“... Unless you want to hang out a coffee shop all day, there isn’t any place to work together,” she said.

That isolation prevents many entrepreneurs and employees in the region from meeting and exchanging ideas, which is one of the biggest challenges facing the business community, according to Kristiansen. The Hive’s primary goal is solving this problem, she said.

“Number one is pulling people out of their isolated corners into a place where they can build a more robust network,” she said.

While the space opened on March 16, access to The Hive was free until Saturday.

Kristiansen said she hopes the The Hive will eventually have about 50 paying members from different industries and backgrounds. A monthly membership to the space costs $100. Increased 24/7 access to the space costs $150. In addition, The Hive offers a daily use rate of $15, a weekly use rate of $25. It also has a corporate membership plan through which companies can pay a flat fee of $1,200 annually and $25 per employee, per month, to let their employees use the space.

According to Kristiansen, The Hive was designed to optimize discussion and collaboration among its members.

Machina Arts, a business that’s a part of Hannah Grimes’ incubator program and specializes in interactive art gallery creation, interior design and event planning, designed the space.

“The idea behind the space was to have a nature-infused design, so everything replicates nature in some way,” Danya Landis, the co-founder of Machina Arts said.

About 20 thin white birch tree trunks foraged and donated by Wichland Woods, a Keene-based mushroom business, are lined up on either side of a door frame. They provide a de facto barrier between The Hive’s bathrooms and its main work room.

More than a dozen green chairs placed throughout the room with tree branch-like plastic designs “echo” the birch trees, according to Landis.

The hexagons on the walls forming the honeycomb patterns are actually acoustic panels made out of wool and wood that help soundproof the space.

Move to the back of the room and climb a short flight of stairs, and you’ll find two connecting rooms. They’re cozy with only a few chairs. One of them overlooks Roxbury Street with a large window.

The Hive is adorned with art, from a temporary sculpture installation by Keene-based artist Andrew Kelsey to 23 colorful paintings by another Keene artist, Craig Stockwell.

One corner of the room will serve as a stage for monthly musical performances the The Hive plans on hosting, according to Landis.

The space will also host weekly networking nights on Fridays between 5 and 7 p.m., complete with cocktails served at a bar in the room.

She said bringing in culture and entertainment, and encouraging “healthy social interactions” among professionals are an important parts of The Hive’s offerings.

“Bringing in art and music and networking in a way that is going to promote collaboration and innovation, versus just having a drink,” she said.

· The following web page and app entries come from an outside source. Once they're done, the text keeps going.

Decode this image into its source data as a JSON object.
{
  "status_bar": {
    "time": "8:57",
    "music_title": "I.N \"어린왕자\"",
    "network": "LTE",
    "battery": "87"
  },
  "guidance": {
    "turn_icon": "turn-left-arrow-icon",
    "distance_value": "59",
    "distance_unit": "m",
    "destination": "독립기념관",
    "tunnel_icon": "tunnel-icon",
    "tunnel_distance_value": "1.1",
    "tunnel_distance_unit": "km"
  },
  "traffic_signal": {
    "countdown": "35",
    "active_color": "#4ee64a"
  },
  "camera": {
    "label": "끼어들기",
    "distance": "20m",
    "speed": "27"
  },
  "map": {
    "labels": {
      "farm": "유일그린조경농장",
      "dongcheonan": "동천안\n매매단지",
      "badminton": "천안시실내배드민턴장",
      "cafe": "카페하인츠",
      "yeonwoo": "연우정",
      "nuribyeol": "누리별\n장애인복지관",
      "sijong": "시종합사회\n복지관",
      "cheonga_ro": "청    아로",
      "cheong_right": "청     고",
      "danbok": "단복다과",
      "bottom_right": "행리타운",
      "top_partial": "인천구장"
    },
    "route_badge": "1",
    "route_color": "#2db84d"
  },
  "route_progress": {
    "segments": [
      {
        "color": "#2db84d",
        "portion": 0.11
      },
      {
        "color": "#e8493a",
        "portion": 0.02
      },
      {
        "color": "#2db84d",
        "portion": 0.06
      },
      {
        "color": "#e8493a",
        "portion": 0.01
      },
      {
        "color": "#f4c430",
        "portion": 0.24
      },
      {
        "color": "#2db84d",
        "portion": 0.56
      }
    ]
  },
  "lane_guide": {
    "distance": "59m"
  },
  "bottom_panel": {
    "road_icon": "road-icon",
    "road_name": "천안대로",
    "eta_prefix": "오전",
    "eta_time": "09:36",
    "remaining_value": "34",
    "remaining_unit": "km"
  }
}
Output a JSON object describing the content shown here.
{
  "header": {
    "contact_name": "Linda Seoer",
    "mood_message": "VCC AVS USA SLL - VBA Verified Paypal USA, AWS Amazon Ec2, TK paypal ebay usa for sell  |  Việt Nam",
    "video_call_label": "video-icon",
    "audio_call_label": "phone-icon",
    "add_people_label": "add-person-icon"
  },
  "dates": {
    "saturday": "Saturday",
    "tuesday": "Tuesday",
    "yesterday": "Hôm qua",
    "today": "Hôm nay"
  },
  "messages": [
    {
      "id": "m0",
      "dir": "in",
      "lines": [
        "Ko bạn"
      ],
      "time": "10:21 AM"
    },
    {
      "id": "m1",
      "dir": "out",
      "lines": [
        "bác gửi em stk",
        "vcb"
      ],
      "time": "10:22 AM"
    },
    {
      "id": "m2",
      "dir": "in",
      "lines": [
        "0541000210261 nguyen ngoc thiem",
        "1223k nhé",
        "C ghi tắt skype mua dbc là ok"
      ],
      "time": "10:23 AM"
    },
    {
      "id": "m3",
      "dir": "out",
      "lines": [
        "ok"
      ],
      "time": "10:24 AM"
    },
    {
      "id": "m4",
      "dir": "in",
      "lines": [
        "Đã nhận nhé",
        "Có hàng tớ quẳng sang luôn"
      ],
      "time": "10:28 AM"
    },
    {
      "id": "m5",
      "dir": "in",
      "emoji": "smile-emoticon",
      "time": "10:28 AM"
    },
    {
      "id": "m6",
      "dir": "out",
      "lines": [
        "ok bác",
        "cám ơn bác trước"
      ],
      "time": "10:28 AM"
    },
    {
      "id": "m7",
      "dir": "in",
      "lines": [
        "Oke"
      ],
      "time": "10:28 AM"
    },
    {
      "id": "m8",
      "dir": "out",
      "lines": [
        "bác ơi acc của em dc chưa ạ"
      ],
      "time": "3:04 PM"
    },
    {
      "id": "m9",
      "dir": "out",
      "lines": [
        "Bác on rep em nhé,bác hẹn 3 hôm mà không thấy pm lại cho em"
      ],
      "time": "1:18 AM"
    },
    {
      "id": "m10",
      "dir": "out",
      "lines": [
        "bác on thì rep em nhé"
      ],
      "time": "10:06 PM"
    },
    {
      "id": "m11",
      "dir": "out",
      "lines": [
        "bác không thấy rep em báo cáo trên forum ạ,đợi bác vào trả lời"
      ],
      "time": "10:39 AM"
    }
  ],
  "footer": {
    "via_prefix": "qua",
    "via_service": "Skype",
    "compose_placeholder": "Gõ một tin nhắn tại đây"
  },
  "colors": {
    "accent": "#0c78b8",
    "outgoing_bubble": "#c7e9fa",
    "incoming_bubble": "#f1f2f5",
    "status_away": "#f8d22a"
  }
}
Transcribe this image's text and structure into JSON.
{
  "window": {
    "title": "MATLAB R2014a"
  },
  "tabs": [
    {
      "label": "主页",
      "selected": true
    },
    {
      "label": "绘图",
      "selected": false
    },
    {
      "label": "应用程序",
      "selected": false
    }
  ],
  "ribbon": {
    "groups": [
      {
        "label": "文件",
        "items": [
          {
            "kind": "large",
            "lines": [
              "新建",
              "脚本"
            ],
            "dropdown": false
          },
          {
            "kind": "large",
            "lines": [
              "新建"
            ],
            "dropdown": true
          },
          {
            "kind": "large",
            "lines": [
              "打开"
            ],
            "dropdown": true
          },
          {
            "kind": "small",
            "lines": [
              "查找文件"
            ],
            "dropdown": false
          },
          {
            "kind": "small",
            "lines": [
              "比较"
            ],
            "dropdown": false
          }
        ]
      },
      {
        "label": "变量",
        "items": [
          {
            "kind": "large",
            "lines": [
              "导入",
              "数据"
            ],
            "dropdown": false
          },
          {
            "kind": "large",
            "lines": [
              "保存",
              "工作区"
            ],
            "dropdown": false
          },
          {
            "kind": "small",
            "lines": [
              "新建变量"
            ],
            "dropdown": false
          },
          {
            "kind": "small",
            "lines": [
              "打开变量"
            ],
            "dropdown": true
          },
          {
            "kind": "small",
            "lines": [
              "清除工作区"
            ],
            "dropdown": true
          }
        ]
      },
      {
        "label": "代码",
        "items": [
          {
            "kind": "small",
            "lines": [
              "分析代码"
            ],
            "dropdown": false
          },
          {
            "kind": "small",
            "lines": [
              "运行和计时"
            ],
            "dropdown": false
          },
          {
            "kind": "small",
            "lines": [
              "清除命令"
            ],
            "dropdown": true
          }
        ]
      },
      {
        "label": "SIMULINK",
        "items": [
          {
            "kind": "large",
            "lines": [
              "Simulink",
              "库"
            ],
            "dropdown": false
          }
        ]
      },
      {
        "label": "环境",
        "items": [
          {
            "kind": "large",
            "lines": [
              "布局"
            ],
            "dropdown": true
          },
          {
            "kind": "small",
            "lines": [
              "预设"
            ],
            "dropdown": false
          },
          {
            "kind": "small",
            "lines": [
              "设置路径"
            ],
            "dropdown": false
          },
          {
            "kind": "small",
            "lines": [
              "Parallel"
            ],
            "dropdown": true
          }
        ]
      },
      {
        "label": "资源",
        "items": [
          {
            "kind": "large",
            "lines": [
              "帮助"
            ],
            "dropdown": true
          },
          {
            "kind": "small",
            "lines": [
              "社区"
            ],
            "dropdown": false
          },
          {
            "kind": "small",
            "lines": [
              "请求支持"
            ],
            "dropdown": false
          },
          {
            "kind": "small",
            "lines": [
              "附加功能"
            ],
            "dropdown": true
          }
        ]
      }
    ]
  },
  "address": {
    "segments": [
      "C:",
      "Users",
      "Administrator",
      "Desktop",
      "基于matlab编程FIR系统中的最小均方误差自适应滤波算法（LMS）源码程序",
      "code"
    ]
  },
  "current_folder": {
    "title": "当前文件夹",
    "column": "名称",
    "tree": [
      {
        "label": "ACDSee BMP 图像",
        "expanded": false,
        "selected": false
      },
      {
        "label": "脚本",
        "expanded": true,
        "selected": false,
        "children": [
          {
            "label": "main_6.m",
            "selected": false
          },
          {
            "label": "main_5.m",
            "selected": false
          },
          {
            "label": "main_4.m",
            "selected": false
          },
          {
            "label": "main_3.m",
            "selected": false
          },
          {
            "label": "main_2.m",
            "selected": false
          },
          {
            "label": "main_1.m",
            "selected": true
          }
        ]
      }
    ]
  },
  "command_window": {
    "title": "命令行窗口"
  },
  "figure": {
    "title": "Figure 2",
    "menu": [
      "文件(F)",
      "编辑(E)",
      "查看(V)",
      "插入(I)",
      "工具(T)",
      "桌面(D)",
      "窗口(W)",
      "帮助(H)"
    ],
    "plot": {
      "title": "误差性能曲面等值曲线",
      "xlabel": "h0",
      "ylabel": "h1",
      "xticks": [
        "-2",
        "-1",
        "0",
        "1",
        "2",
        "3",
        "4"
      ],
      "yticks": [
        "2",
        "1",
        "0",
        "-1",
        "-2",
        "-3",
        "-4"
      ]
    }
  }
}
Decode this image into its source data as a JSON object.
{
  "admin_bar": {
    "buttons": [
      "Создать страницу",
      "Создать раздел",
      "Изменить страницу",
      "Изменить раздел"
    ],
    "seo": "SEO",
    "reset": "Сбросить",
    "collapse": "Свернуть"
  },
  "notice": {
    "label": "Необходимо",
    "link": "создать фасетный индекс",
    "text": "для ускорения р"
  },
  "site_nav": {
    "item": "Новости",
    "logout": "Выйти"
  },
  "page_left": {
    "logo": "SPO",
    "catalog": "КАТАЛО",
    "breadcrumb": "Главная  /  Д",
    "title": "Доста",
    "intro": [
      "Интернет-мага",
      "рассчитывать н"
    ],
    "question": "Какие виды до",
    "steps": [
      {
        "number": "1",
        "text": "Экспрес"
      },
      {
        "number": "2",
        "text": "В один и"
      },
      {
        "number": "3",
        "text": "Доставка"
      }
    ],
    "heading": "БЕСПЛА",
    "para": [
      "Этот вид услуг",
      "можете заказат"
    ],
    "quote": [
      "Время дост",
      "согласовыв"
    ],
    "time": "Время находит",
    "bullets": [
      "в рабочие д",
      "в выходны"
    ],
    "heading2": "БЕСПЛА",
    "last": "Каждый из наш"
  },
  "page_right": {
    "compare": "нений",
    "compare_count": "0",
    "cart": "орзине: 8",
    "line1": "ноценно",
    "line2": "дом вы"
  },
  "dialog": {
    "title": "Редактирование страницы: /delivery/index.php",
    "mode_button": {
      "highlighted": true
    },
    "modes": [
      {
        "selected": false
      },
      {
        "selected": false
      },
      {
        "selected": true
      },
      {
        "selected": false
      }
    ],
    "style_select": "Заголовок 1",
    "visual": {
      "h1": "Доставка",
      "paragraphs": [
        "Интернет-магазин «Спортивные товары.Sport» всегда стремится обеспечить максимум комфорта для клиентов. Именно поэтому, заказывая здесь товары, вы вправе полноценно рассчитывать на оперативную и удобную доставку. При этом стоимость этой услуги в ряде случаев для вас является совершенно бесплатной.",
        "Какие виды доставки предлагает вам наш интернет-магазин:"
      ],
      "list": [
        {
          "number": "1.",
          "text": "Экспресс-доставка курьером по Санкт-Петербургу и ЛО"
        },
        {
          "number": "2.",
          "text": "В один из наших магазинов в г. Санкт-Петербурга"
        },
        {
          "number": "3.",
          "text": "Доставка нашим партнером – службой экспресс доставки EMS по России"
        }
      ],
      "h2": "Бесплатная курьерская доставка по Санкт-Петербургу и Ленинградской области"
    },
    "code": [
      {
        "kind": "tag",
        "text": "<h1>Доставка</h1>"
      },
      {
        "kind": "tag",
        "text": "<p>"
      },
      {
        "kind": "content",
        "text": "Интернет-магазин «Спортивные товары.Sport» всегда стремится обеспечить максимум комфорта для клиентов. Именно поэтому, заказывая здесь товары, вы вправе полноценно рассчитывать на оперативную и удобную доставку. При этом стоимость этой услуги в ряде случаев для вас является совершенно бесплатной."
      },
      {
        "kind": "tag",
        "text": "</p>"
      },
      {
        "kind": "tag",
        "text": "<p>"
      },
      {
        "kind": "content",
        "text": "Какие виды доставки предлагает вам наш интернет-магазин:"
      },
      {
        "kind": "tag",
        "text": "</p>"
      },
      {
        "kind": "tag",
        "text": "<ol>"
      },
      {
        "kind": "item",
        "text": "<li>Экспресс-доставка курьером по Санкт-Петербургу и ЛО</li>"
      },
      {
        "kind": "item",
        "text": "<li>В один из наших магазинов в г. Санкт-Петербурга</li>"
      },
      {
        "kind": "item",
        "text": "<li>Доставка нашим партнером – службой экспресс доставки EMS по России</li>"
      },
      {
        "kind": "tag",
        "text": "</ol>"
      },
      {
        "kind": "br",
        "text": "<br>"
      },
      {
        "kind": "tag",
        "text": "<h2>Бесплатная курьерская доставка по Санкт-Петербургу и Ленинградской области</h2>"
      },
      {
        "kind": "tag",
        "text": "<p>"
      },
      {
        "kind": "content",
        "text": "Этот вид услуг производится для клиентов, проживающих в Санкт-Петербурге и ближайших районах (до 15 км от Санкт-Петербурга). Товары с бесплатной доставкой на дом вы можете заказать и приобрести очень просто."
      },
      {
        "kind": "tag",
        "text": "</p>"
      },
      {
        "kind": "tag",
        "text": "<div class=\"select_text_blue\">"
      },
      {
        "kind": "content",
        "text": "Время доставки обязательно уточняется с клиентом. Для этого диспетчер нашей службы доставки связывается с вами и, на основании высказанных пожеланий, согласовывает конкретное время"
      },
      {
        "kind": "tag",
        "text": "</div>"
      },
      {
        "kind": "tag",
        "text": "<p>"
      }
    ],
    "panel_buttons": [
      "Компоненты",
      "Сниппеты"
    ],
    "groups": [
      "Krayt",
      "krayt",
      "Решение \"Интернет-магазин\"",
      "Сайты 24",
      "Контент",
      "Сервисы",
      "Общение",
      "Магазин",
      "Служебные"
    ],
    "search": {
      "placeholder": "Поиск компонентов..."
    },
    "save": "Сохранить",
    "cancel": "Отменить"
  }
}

Lisa Sieverts of Nelson, an IT project management consultant who works out of an office in Harrisville, said she plans on paying the daily rate to use The Hive a few times a month. She said it will be useful when she’s in Keene for the day or wants to take advantage of Hannah Grimes’ “great Internet.”

She previously rented out a conference room at Hannah Grimes to teach an online course through the Harvard Extension School because the center’s Internet connection is better than it is in Harrisville. She believes the superior Internet connection could be a draw for many rural workers in the region. She also said that as the owner and sole employee of her business, Facilitated Change, it will be nice to work in the company of others.

“Having the opportunity to come to a place like The Hive from time to time and just have the experience of working around other people is a nice change,” she said.

Xander Landen can be reached at 352-1234, extension 1420 or at Follow him on Twitter @XLandenKS.